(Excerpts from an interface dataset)
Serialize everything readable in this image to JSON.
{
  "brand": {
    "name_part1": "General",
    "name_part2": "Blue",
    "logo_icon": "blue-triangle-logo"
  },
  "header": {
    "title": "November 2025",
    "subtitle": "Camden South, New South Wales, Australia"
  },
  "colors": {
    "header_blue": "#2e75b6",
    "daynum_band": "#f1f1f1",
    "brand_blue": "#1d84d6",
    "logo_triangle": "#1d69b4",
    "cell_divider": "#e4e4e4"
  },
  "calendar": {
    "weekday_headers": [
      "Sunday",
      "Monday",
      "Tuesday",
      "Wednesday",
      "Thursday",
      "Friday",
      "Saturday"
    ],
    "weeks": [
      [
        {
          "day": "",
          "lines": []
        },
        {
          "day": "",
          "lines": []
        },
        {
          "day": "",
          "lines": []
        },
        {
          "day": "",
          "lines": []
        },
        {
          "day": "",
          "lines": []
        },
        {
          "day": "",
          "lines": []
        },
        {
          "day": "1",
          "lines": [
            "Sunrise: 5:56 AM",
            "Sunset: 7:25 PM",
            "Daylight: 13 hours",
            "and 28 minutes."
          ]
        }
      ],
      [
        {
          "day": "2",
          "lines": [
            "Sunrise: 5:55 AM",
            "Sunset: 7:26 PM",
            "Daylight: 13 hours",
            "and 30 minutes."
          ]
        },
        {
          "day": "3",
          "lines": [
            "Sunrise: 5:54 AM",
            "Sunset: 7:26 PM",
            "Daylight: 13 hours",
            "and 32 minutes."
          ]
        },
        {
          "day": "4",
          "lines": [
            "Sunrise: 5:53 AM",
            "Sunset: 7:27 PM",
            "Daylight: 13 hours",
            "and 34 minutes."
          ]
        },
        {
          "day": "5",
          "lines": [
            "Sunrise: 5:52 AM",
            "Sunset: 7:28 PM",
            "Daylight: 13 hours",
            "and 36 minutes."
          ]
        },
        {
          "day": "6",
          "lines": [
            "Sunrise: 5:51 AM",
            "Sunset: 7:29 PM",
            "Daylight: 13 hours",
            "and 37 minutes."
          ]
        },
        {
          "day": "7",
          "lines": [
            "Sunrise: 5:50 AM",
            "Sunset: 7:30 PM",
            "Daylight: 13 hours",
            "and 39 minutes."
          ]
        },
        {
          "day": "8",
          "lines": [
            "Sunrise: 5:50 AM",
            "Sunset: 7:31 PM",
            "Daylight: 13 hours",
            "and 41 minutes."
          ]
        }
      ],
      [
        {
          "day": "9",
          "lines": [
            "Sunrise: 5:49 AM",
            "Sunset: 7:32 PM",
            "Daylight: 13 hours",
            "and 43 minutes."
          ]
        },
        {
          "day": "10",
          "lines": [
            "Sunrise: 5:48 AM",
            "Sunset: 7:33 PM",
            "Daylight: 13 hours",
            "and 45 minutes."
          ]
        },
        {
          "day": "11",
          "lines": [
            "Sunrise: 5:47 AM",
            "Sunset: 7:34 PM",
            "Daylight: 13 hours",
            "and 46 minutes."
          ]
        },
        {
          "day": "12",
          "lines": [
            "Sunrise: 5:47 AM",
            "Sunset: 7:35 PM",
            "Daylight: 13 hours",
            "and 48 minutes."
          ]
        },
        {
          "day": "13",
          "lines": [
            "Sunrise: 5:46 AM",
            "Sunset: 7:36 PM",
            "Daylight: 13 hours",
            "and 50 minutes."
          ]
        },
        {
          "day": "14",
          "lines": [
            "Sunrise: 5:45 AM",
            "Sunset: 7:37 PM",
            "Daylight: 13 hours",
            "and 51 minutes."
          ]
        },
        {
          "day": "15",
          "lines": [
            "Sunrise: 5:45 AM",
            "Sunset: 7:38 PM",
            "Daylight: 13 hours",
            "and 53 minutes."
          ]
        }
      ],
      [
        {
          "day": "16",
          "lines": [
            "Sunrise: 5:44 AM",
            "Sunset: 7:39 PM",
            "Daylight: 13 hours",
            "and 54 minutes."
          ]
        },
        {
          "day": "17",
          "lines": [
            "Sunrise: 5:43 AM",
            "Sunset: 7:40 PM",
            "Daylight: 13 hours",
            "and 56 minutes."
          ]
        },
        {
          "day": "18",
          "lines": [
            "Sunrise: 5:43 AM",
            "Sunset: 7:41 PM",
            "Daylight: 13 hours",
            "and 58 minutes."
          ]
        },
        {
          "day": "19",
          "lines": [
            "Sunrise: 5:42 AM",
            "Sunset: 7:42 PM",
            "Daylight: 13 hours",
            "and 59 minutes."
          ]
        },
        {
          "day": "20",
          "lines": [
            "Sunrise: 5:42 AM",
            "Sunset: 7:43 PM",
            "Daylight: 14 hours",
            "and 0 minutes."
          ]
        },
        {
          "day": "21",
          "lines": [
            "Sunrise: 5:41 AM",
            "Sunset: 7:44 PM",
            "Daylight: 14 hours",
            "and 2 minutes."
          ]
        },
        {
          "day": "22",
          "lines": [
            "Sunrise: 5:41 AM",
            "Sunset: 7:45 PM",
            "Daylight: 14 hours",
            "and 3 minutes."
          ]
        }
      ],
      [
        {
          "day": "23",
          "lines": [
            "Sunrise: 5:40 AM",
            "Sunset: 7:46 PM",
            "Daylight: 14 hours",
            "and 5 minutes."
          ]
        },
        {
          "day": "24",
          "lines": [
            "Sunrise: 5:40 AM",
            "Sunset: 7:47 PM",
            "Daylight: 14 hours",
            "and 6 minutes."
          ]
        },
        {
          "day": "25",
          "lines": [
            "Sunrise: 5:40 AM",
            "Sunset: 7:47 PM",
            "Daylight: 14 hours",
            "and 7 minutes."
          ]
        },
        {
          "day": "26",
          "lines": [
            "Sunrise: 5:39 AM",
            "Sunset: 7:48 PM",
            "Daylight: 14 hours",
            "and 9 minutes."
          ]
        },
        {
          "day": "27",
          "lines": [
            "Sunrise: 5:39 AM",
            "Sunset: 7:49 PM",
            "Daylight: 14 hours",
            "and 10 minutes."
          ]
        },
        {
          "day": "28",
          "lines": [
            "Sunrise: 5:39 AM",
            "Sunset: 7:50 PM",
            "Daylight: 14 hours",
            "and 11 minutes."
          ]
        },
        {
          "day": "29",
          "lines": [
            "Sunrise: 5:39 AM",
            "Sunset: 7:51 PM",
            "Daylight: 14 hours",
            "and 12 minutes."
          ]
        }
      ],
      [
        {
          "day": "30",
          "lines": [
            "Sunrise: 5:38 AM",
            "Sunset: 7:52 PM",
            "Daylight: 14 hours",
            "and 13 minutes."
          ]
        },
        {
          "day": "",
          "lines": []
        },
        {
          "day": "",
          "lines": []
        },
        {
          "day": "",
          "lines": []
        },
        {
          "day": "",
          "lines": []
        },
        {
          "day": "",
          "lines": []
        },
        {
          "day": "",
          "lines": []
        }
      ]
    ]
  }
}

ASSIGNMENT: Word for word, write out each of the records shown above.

FINISHED EXERCISE:
Serialize everything readable in this image to JSON.
{
  "brand": {
    "name_part1": "General",
    "name_part2": "Blue",
    "logo_icon": "blue-triangle-logo"
  },
  "header": {
    "title": "November 2025",
    "subtitle": "Camden South, New South Wales, Australia"
  },
  "colors": {
    "header_blue": "#2e75b6",
    "daynum_band": "#f1f1f1",
    "brand_blue": "#1d84d6",
    "logo_triangle": "#1d69b4",
    "cell_divider": "#e4e4e4"
  },
  "calendar": {
    "weekday_headers": [
      "Sunday",
      "Monday",
      "Tuesday",
      "Wednesday",
      "Thursday",
      "Friday",
      "Saturday"
    ],
    "weeks": [
      [
        {
          "day": "",
          "lines": []
        },
        {
          "day": "",
          "lines": []
        },
        {
          "day": "",
          "lines": []
        },
        {
          "day": "",
          "lines": []
        },
        {
          "day": "",
          "lines": []
        },
        {
          "day": "",
          "lines": []
        },
        {
          "day": "1",
          "lines": [
            "Sunrise: 5:56 AM",
            "Sunset: 7:25 PM",
            "Daylight: 13 hours",
            "and 28 minutes."
          ]
        }
      ],
      [
        {
          "day": "2",
          "lines": [
            "Sunrise: 5:55 AM",
            "Sunset: 7:26 PM",
            "Daylight: 13 hours",
            "and 30 minutes."
          ]
        },
        {
          "day": "3",
          "lines": [
            "Sunrise: 5:54 AM",
            "Sunset: 7:26 PM",
            "Daylight: 13 hours",
            "and 32 minutes."
          ]
        },
        {
          "day": "4",
          "lines": [
            "Sunrise: 5:53 AM",
            "Sunset: 7:27 PM",
            "Daylight: 13 hours",
            "and 34 minutes."
          ]
        },
        {
          "day": "5",
          "lines": [
            "Sunrise: 5:52 AM",
            "Sunset: 7:28 PM",
            "Daylight: 13 hours",
            "and 36 minutes."
          ]
        },
        {
          "day": "6",
          "lines": [
            "Sunrise: 5:51 AM",
            "Sunset: 7:29 PM",
            "Daylight: 13 hours",
            "and 37 minutes."
          ]
        },
        {
          "day": "7",
          "lines": [
            "Sunrise: 5:50 AM",
            "Sunset: 7:30 PM",
            "Daylight: 13 hours",
            "and 39 minutes."
          ]
        },
        {
          "day": "8",
          "lines": [
            "Sunrise: 5:50 AM",
            "Sunset: 7:31 PM",
            "Daylight: 13 hours",
            "and 41 minutes."
          ]
        }
      ],
      [
        {
          "day": "9",
          "lines": [
            "Sunrise: 5:49 AM",
            "Sunset: 7:32 PM",
            "Daylight: 13 hours",
            "and 43 minutes."
          ]
        },
        {
          "day": "10",
          "lines": [
            "Sunrise: 5:48 AM",
            "Sunset: 7:33 PM",
            "Daylight: 13 hours",
            "and 45 minutes."
          ]
        },
        {
          "day": "11",
          "lines": [
            "Sunrise: 5:47 AM",
            "Sunset: 7:34 PM",
            "Daylight: 13 hours",
            "and 46 minutes."
          ]
        },
        {
          "day": "12",
          "lines": [
            "Sunrise: 5:47 AM",
            "Sunset: 7:35 PM",
            "Daylight: 13 hours",
            "and 48 minutes."
          ]
        },
        {
          "day": "13",
          "lines": [
            "Sunrise: 5:46 AM",
            "Sunset: 7:36 PM",
            "Daylight: 13 hours",
            "and 50 minutes."
          ]
        },
        {
          "day": "14",
          "lines": [
            "Sunrise: 5:45 AM",
            "Sunset: 7:37 PM",
            "Daylight: 13 hours",
            "and 51 minutes."
          ]
        },
        {
          "day": "15",
          "lines": [
            "Sunrise: 5:45 AM",
            "Sunset: 7:38 PM",
            "Daylight: 13 hours",
            "and 53 minutes."
          ]
        }
      ],
      [
        {
          "day": "16",
          "lines": [
            "Sunrise: 5:44 AM",
            "Sunset: 7:39 PM",
            "Daylight: 13 hours",
            "and 54 minutes."
          ]
        },
        {
          "day": "17",
          "lines": [
            "Sunrise: 5:43 AM",
            "Sunset: 7:40 PM",
            "Daylight: 13 hours",
            "and 56 minutes."
          ]
        },
        {
          "day": "18",
          "lines": [
            "Sunrise: 5:43 AM",
            "Sunset: 7:41 PM",
            "Daylight: 13 hours",
            "and 58 minutes."
          ]
        },
        {
          "day": "19",
          "lines": [
            "Sunrise: 5:42 AM",
            "Sunset: 7:42 PM",
            "Daylight: 13 hours",
            "and 59 minutes."
          ]
        },
        {
          "day": "20",
          "lines": [
            "Sunrise: 5:42 AM",
            "Sunset: 7:43 PM",
            "Daylight: 14 hours",
            "and 0 minutes."
          ]
        },
        {
          "day": "21",
          "lines": [
            "Sunrise: 5:41 AM",
            "Sunset: 7:44 PM",
            "Daylight: 14 hours",
            "and 2 minutes."
          ]
        },
        {
          "day": "22",
          "lines": [
            "Sunrise: 5:41 AM",
            "Sunset: 7:45 PM",
            "Daylight: 14 hours",
            "and 3 minutes."
          ]
        }
      ],
      [
        {
          "day": "23",
          "lines": [
            "Sunrise: 5:40 AM",
            "Sunset: 7:46 PM",
            "Daylight: 14 hours",
            "and 5 minutes."
          ]
        },
        {
          "day": "24",
          "lines": [
            "Sunrise: 5:40 AM",
            "Sunset: 7:47 PM",
            "Daylight: 14 hours",
            "and 6 minutes."
          ]
        },
        {
          "day": "25",
          "lines": [
            "Sunrise: 5:40 AM",
            "Sunset: 7:47 PM",
            "Daylight: 14 hours",
            "and 7 minutes."
          ]
        },
        {
          "day": "26",
          "lines": [
            "Sunrise: 5:39 AM",
            "Sunset: 7:48 PM",
            "Daylight: 14 hours",
            "and 9 minutes."
          ]
        },
        {
          "day": "27",
          "lines": [
            "Sunrise: 5:39 AM",
            "Sunset: 7:49 PM",
            "Daylight: 14 hours",
            "and 10 minutes."
          ]
        },
        {
          "day": "28",
          "lines": [
            "Sunrise: 5:39 AM",
            "Sunset: 7:50 PM",
            "Daylight: 14 hours",
            "and 11 minutes."
          ]
        },
        {
          "day": "29",
          "lines": [
            "Sunrise: 5:39 AM",
            "Sunset: 7:51 PM",
            "Daylight: 14 hours",
            "and 12 minutes."
          ]
        }
      ],
      [
        {
          "day": "30",
          "lines": [
            "Sunrise: 5:38 AM",
            "Sunset: 7:52 PM",
            "Daylight: 14 hours",
            "and 13 minutes."
          ]
        },
        {
          "day": "",
          "lines": []
        },
        {
          "day": "",
          "lines": []
        },
        {
          "day": "",
          "lines": []
        },
        {
          "day": "",
          "lines": []
        },
        {
          "day": "",
          "lines": []
        },
        {
          "day": "",
          "lines": []
        }
      ]
    ]
  }
}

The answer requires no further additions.